  • This is a strength training protocol, so rest as long as you need to be able to properly execute the hangs.

Table 1: One Arm Hangs hangboard training protocol summary.

One Arm Hangs
Hang test time [s]5 - 10
MVC-7 load92 - 106%
Sets1
Positions3
Hangs/position6 (3/arm)
Hangs/set18 (9/arm)
Hang time [s]5 - 10
Rest betw. hangs [min] 2 - 5
TUT/arm [s]45 - 90
Total time [min]17 - 42

One Arm Hangs typical hangboard training cycle

  • The training cycle below is the CWP training cycle adapted to using a pulley system, rather than an assisting rope.
  • A typical cycle is 12 weeks long, broken into two 6-week blocks.
  • Perform at least 2 sessions per week.
    • Weeks 1 – 2
      • Execute the protocol with 10-second hangs.
      • Use a pulley system to adjust the load properly.
    • Week 3:
      • Execute the protocol with 5-second hangs.
      • Increase the load accordingly, to make the 5-second hangs challenging.
    • Week 4
      • Execute the protocol with 10-second hangs.
      • Use the load from Weeks 1 – 2.
    • Week 5:
      • Execute the protocol hanging as long as you can.
      • Use a higher load than in Week 3, to fail in under 5 seconds.
    • Week 6:
      • Rest
    • Weeks 7 – 8:
      • Execute the protocol with 5-second hangs.
      • Use the load from Week 3.
    • Week 9:
      • Execute the protocol with 10-second hangs.
      • Reduce the load in comparison to Weeks 7-8.
    • Week 10:
      • Execute the protocol with 5-second hangs.
      • Use the load from Weeks 7 – 8.
    • Week 11:
      • Execute the protocol hanging as long as you can.
      • Use a higher load than in Week 10, to fail in under 5 seconds.
      • Compare your maximum hang times with hang times from Week 5.
    • Week 12:
      • Rest

One Arm Hangs load vs. climbing level
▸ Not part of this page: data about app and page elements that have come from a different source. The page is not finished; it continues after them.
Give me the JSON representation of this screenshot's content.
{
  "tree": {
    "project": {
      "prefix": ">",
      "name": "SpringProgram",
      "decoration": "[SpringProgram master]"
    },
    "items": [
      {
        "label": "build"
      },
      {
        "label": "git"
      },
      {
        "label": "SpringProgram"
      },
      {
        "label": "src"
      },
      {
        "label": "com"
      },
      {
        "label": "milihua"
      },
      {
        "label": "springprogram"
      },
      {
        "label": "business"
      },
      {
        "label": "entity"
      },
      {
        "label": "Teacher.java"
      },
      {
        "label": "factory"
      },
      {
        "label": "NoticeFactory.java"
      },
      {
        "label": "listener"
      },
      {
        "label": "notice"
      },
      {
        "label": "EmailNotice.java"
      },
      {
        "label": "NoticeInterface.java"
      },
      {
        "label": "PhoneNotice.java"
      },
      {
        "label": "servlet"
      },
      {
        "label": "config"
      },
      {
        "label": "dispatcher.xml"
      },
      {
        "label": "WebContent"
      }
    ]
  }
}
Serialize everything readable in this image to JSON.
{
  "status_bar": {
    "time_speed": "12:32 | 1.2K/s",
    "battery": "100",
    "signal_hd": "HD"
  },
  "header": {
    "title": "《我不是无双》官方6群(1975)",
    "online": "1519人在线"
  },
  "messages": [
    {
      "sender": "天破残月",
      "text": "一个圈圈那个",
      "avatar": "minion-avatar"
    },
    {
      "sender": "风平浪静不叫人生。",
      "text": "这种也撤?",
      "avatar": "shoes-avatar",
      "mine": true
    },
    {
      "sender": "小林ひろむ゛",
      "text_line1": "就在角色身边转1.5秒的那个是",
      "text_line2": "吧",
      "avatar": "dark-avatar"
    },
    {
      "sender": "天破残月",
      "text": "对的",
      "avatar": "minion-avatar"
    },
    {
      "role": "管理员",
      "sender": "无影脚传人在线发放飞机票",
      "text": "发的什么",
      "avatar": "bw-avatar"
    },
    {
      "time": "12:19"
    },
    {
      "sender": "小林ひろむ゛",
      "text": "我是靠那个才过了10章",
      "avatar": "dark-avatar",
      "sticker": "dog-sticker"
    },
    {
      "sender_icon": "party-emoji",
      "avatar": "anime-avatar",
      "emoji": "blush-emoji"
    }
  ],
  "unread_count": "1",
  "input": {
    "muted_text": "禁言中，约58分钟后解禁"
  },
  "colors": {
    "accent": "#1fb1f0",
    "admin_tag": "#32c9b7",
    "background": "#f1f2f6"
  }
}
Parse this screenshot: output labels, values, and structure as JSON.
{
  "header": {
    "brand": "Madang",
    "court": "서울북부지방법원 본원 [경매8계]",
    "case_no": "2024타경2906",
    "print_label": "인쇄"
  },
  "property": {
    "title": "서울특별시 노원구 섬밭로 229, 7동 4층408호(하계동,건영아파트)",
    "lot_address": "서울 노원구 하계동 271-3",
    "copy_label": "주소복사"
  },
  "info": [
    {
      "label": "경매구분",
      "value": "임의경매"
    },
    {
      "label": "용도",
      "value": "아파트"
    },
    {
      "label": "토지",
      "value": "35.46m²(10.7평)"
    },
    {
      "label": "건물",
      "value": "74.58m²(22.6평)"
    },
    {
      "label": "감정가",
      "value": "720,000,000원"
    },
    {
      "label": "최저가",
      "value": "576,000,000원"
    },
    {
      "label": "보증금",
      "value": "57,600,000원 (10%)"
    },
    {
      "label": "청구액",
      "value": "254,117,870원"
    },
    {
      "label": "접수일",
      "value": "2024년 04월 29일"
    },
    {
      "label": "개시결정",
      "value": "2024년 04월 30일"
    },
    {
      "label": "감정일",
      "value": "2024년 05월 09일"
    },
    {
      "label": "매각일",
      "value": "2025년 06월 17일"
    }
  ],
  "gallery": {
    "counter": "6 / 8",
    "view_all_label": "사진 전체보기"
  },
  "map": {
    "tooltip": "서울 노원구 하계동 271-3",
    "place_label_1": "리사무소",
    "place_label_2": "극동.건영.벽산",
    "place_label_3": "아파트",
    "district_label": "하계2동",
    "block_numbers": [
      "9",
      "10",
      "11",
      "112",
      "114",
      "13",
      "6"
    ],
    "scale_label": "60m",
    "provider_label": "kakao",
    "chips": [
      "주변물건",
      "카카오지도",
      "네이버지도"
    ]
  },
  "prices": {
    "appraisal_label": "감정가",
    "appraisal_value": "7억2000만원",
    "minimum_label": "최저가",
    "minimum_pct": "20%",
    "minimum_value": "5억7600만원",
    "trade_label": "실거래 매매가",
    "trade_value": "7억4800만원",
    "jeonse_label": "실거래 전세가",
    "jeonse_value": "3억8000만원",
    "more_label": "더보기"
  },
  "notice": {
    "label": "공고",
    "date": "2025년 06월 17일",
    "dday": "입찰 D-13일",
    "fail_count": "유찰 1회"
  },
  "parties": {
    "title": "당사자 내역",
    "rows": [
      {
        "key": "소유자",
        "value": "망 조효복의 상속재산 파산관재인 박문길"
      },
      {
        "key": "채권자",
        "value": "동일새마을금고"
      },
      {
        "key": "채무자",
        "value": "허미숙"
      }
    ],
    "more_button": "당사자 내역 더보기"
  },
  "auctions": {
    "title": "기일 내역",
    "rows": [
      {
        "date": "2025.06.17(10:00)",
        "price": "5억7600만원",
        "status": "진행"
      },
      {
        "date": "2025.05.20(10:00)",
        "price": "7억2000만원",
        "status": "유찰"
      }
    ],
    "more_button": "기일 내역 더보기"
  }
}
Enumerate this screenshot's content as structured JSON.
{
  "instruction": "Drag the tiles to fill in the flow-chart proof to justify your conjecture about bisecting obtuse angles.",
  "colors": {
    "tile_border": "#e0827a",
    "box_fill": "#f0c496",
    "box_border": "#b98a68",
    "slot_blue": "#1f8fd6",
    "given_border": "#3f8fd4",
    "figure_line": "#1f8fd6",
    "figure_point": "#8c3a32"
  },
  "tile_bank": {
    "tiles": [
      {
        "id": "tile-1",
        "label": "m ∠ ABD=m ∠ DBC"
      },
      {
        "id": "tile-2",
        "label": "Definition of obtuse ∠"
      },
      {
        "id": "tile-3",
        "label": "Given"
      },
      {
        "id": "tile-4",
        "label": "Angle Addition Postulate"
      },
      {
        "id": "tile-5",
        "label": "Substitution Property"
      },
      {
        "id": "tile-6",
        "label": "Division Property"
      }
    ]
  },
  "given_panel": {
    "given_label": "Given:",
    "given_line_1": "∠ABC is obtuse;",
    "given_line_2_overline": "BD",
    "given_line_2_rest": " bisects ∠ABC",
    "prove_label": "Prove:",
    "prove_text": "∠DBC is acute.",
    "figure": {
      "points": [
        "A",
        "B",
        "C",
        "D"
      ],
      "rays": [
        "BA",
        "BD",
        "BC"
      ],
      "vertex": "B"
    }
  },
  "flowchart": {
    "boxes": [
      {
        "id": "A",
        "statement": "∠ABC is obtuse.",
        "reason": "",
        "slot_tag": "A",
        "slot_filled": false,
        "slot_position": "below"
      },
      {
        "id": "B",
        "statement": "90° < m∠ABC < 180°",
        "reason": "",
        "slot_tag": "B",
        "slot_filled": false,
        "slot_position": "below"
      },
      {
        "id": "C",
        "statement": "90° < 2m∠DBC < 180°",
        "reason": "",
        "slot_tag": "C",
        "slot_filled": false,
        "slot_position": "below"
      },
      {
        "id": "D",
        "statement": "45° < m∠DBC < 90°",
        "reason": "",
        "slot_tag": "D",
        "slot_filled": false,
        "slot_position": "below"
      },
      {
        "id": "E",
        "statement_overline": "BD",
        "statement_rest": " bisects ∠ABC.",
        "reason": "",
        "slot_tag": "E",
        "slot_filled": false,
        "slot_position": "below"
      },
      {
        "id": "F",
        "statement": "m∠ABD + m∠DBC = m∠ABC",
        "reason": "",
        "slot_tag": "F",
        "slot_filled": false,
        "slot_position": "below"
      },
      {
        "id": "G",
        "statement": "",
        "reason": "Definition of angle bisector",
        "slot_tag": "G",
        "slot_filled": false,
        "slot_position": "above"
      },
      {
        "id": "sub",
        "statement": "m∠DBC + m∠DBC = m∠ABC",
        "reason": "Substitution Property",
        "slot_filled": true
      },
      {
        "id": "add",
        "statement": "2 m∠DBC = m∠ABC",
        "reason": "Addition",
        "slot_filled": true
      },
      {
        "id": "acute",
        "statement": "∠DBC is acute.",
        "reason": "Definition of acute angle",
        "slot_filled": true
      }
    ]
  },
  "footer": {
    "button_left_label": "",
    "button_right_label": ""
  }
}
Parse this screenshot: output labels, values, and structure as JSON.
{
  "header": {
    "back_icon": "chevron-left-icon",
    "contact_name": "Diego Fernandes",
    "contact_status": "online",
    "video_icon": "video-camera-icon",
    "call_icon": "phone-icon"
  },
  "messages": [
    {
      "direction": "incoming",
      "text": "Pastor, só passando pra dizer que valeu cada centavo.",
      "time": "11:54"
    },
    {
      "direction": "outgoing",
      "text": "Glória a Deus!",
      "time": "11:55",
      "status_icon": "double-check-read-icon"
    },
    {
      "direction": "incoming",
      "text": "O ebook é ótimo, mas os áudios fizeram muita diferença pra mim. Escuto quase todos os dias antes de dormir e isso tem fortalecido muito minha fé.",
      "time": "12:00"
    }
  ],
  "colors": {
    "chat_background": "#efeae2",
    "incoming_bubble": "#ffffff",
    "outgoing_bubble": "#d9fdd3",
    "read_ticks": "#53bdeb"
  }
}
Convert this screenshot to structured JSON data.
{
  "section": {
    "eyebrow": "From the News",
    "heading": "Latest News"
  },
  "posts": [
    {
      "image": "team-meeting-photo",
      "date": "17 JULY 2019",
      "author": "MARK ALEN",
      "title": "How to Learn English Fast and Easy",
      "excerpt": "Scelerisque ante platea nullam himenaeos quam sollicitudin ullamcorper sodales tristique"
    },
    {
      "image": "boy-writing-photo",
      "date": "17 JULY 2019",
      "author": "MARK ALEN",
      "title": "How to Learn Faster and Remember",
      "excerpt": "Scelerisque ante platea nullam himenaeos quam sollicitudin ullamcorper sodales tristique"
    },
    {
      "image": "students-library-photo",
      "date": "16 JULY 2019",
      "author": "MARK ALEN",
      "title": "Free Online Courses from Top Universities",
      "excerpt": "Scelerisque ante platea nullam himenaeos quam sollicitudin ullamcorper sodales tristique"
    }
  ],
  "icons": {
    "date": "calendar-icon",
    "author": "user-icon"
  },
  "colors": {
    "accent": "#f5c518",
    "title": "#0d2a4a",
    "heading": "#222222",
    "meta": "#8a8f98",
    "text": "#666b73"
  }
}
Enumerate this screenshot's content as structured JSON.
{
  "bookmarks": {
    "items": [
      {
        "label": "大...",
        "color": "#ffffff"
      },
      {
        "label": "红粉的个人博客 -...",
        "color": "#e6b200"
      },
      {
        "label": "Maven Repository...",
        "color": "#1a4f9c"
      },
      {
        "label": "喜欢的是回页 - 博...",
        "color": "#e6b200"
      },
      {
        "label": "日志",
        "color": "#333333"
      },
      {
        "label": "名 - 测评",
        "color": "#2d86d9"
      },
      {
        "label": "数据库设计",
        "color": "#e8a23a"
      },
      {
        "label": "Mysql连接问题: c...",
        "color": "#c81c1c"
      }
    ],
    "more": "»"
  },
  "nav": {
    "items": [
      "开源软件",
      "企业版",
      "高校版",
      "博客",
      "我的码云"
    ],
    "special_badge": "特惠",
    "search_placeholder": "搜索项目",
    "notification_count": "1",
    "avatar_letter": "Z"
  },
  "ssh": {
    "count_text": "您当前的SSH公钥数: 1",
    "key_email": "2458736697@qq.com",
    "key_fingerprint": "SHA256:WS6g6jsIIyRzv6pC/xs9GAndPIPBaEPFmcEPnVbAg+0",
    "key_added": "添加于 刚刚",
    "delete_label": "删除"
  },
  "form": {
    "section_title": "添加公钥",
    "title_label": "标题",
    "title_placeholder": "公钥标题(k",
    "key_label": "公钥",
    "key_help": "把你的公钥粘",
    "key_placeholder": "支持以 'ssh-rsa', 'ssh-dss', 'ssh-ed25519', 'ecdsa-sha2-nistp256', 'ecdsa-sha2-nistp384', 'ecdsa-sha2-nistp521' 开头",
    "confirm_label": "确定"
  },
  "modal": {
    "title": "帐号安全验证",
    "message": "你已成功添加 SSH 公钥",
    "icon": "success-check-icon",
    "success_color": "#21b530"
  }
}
In 2018 an interesting study was published, in which bouldering level was related to one arm finger strength. For the tests the Beast Fingers GRIPPŪL apparatus was used, with a 19 mm edge, in-cut 15 degrees [4]. Unfortunately, the exact test procedure is not thoroughly explained, so it is difficult to relate it to results of other tests. It